The preview for the program is as per the following notes, and the program details are as per the attached prospectus.


Term 1: 24th July to 22nd August 2010

The wait is finally over as we have received confirmation that a generous organization has agreed to sponsor the YOUNG TALENT CHESS DEVELOPMENT PROGRAM to help develop our potential and talented young chess players. This will be one of a kind training program designed to help promote and accelerate the potential talent that we have amongst our youngsters, to help improve and develop their playing skills towards becoming a world class chess player.
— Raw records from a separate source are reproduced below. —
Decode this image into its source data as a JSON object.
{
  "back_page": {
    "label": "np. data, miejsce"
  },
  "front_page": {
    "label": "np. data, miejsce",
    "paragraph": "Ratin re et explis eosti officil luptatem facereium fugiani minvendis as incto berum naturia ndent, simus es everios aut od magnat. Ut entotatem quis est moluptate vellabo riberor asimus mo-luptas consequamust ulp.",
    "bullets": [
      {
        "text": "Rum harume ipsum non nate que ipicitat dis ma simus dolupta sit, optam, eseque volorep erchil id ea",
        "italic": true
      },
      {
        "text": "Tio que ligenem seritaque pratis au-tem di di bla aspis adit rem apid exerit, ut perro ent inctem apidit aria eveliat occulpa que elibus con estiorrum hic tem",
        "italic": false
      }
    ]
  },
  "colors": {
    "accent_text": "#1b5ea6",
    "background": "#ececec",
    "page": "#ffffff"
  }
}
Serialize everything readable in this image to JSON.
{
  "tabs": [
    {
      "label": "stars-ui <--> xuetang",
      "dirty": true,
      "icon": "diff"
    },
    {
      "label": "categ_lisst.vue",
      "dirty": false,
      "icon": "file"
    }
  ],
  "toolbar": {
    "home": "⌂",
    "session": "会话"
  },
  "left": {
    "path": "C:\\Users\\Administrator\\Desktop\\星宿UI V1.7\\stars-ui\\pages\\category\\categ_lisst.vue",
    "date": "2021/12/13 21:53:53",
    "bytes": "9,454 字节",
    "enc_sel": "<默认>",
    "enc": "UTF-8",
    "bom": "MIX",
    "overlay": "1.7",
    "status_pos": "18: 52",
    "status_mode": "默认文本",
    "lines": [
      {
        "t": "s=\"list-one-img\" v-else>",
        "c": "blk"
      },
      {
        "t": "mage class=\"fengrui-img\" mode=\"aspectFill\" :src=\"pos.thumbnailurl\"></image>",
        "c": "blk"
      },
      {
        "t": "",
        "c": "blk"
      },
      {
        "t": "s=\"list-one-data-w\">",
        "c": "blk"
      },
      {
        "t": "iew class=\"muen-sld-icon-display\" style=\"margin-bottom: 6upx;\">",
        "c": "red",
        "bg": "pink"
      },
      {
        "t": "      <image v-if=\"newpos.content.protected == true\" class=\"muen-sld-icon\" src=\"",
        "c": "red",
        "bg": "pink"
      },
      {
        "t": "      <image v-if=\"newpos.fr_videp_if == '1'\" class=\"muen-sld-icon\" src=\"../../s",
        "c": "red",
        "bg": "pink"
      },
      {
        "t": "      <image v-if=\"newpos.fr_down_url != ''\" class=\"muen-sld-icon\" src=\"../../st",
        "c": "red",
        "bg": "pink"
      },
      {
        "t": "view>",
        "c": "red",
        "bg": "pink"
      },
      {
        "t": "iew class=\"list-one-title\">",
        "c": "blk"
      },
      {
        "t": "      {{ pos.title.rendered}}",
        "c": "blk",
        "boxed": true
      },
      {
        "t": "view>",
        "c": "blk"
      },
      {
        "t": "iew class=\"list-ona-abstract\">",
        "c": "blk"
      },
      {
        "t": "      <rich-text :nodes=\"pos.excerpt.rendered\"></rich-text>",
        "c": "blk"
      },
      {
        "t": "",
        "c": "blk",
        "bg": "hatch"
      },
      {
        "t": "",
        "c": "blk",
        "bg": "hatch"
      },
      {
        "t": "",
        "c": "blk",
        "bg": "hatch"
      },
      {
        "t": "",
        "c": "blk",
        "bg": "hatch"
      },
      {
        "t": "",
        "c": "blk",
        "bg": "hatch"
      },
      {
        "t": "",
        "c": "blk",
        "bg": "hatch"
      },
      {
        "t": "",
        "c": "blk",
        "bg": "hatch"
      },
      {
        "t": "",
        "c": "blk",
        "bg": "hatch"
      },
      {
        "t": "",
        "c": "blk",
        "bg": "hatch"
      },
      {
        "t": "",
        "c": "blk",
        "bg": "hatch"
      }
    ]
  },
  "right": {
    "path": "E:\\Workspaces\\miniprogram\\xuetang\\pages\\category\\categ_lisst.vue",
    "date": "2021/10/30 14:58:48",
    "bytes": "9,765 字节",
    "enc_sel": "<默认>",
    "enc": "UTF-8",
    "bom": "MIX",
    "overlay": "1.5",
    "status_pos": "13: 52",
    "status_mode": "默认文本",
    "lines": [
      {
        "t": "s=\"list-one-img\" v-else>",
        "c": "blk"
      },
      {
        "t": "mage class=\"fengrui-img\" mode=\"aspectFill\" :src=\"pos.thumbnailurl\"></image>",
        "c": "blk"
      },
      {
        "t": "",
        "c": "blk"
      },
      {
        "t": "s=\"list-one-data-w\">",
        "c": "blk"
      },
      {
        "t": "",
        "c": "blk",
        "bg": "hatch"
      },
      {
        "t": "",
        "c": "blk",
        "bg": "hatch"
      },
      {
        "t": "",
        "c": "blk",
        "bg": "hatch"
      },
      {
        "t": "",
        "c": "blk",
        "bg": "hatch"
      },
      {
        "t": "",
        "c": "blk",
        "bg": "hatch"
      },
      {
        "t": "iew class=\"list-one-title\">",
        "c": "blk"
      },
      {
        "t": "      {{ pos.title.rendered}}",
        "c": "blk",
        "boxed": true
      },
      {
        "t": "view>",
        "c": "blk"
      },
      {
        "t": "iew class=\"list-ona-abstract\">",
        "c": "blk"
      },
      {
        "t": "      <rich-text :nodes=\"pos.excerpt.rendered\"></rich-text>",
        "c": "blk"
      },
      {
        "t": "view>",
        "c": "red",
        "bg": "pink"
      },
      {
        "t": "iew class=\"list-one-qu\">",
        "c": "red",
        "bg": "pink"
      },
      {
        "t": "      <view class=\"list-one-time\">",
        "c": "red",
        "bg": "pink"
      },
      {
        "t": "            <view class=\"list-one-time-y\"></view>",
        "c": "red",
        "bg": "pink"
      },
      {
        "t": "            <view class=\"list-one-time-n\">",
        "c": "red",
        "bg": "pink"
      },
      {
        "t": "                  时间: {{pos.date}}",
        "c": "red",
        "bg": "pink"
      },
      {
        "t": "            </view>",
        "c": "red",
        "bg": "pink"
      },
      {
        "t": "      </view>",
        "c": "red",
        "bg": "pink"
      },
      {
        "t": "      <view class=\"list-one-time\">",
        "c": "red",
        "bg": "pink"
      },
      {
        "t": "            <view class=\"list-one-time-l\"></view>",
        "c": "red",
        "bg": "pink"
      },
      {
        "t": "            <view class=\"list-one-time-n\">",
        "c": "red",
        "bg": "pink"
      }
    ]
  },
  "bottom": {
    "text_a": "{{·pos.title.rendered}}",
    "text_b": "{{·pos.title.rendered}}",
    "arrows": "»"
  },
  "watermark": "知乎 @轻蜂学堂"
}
The YOUNG TALENT CHESS DEVELOPMENT PROGRAM is aimed at developing and improving our junior talents between the ages of 8 and 14 years old. Older youths are also welcomed to join but the focus shall be for the younger players as they represent the future of our chess achievement.

The training program is divided into 6 terms of 30 days each and will run from July 2010 until September 2011. The 1st term is scheduled to start next month from 24th July 2010 until 22nd August 2010, followed by the 2nd term to start in September, 3rd term in November, 4th term in February 2011, 5th term in April 2011 and the final term in July 2011.

The training approach is divided into 2 major sessions; a group session where all students will learn the common fundamentals and basics of chess, and a personalized session where students will be paired with either the GM or the IM to participate in a more detailed study mode. The personalize session is focused on fine tuning the student in accordance to his/her playing style, opening repertoire and specific weaknesses and areas for improvement.

The group class runs for 5 consecutive weekends and the individual classes are arranged over the weekdays. Alternatively, personalized sessions can also be arranged on weekends (after the group classes especially for those from areas out of KL) or a separate arrangement can also be made between the student and their respective trainer, with the agreement of the latter. At the end of the 5 weeks term, each student would have experienced a maximum of 68 hours of classes of end-to-end chess improvement experience and learning.

This program will feature GM Ziaur Rahman as the main trainer, complemented by some of our local IM who has been invited to be a part of this program.

The fees for the 68 hours of chess lessons will be below RM500 per student which works out to be less than RM7.50 per student per hour. In normal circumstances, such training program can cost a student anything between RM 4,000 and RM 6,000 which is between RM58 and RM88 per hour per student.

Those who are interested to sign up for the program needs to do so before the 19th July and due to space constraint, and trainers availability, we are limiting the first term program to only 10 students. Take note that the students need to be of certain playing strength and skills as such, the organizer may request for additional information to substantiate the students playing strength before confirming his/her inclusion in the program

For further inquiries, or to request for program prospectus, please contact the program organizer, Najib Wahab at or you can reach him at (6016)3382542. We look forward to meeting some of the brightest young chess stars for the program!